Segment Start: PROVIDED DATA
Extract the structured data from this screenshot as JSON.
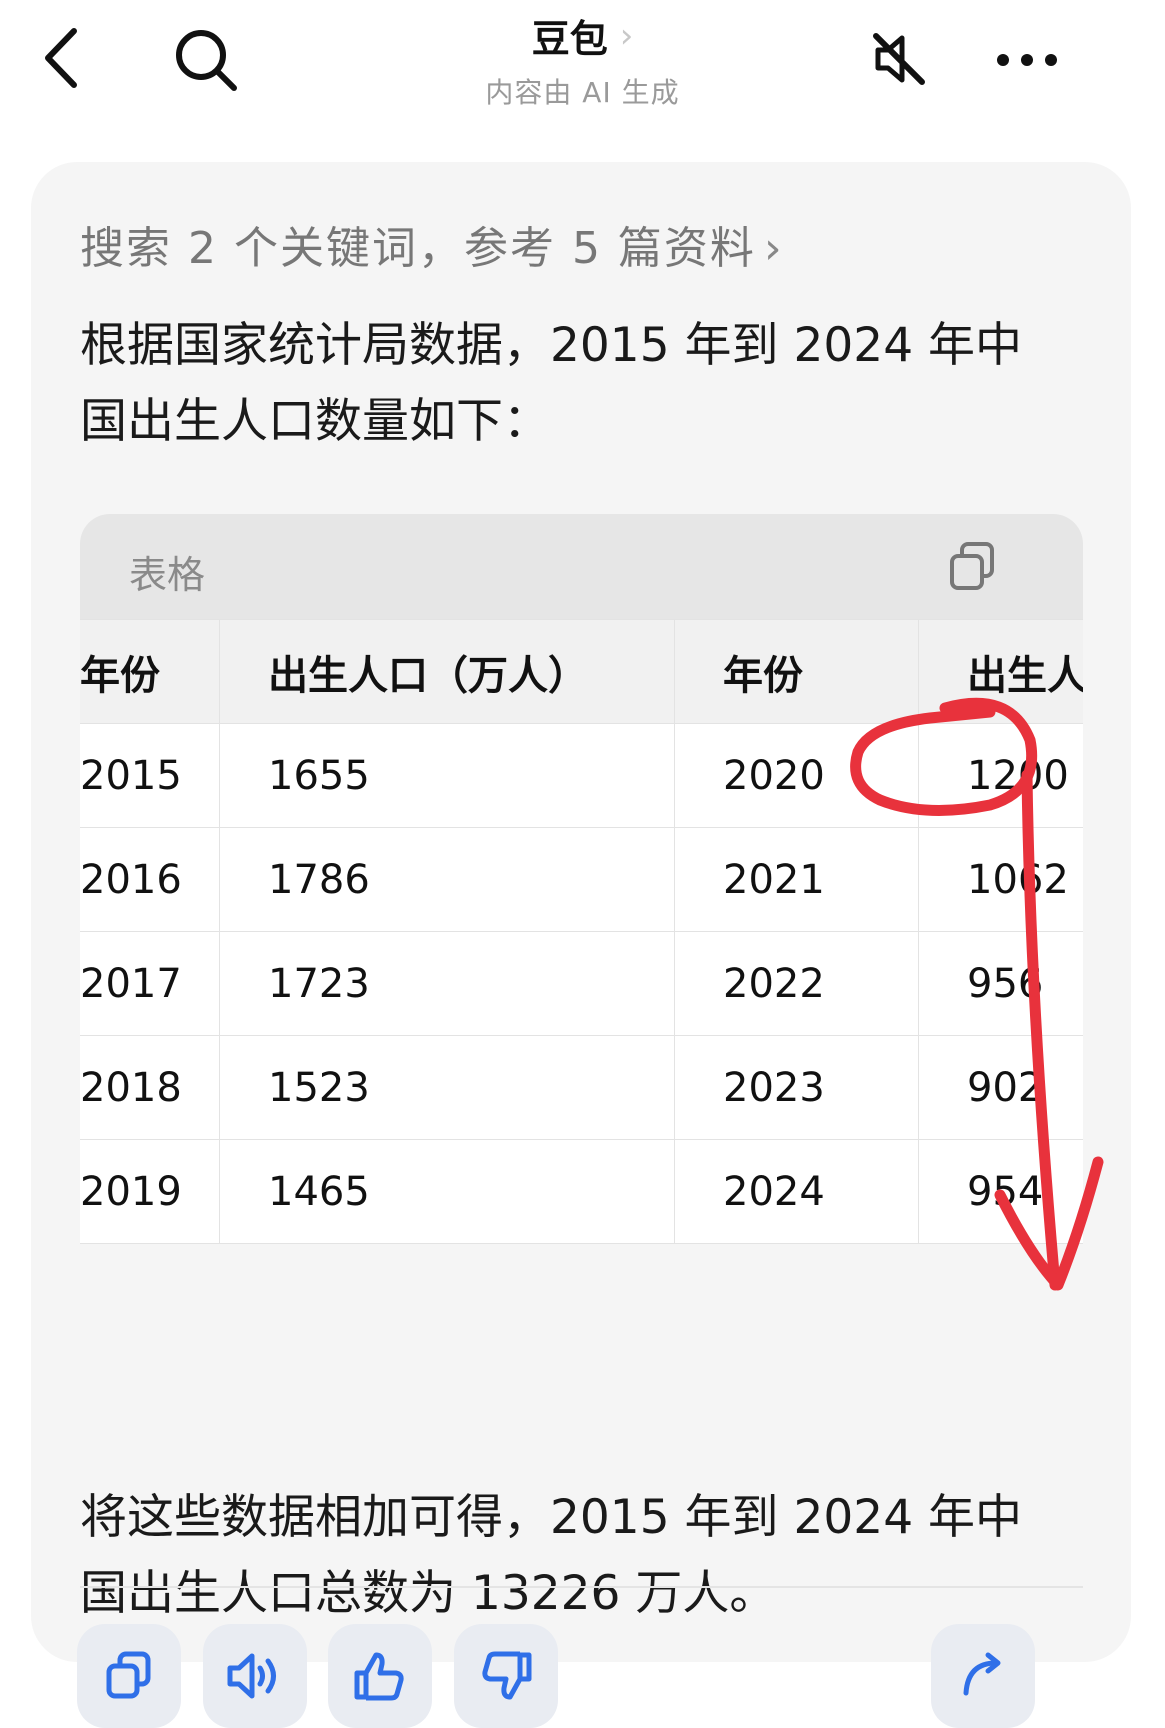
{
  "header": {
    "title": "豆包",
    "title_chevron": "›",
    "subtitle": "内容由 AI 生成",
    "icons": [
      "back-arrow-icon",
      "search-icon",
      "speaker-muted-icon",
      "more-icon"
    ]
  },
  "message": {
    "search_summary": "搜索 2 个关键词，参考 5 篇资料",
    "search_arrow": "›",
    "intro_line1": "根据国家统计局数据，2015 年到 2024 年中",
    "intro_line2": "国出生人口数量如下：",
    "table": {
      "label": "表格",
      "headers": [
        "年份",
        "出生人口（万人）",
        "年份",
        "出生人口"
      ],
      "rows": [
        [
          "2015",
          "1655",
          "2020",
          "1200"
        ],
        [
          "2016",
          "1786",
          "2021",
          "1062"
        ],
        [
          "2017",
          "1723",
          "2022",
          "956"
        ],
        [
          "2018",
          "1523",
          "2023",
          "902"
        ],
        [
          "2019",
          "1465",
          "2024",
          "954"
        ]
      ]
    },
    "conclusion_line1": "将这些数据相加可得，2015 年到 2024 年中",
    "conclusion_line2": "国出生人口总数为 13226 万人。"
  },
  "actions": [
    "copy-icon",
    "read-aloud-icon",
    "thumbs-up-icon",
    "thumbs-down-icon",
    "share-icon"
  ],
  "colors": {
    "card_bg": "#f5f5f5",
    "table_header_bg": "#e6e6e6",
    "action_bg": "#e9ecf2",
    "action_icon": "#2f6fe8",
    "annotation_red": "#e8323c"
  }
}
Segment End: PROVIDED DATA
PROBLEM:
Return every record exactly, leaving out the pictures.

RESULT OF THE EXERCISE:
Extract the structured data from this screenshot as JSON.
{
  "header": {
    "title": "豆包",
    "title_chevron": "›",
    "subtitle": "内容由 AI 生成",
    "icons": [
      "back-arrow-icon",
      "search-icon",
      "speaker-muted-icon",
      "more-icon"
    ]
  },
  "message": {
    "search_summary": "搜索 2 个关键词，参考 5 篇资料",
    "search_arrow": "›",
    "intro_line1": "根据国家统计局数据，2015 年到 2024 年中",
    "intro_line2": "国出生人口数量如下：",
    "table": {
      "label": "表格",
      "headers": [
        "年份",
        "出生人口（万人）",
        "年份",
        "出生人口"
      ],
      "rows": [
        [
          "2015",
          "1655",
          "2020",
          "1200"
        ],
        [
          "2016",
          "1786",
          "2021",
          "1062"
        ],
        [
          "2017",
          "1723",
          "2022",
          "956"
        ],
        [
          "2018",
          "1523",
          "2023",
          "902"
        ],
        [
          "2019",
          "1465",
          "2024",
          "954"
        ]
      ]
    },
    "conclusion_line1": "将这些数据相加可得，2015 年到 2024 年中",
    "conclusion_line2": "国出生人口总数为 13226 万人。"
  },
  "actions": [
    "copy-icon",
    "read-aloud-icon",
    "thumbs-up-icon",
    "thumbs-down-icon",
    "share-icon"
  ],
  "colors": {
    "card_bg": "#f5f5f5",
    "table_header_bg": "#e6e6e6",
    "action_bg": "#e9ecf2",
    "action_icon": "#2f6fe8",
    "annotation_red": "#e8323c"
  }
}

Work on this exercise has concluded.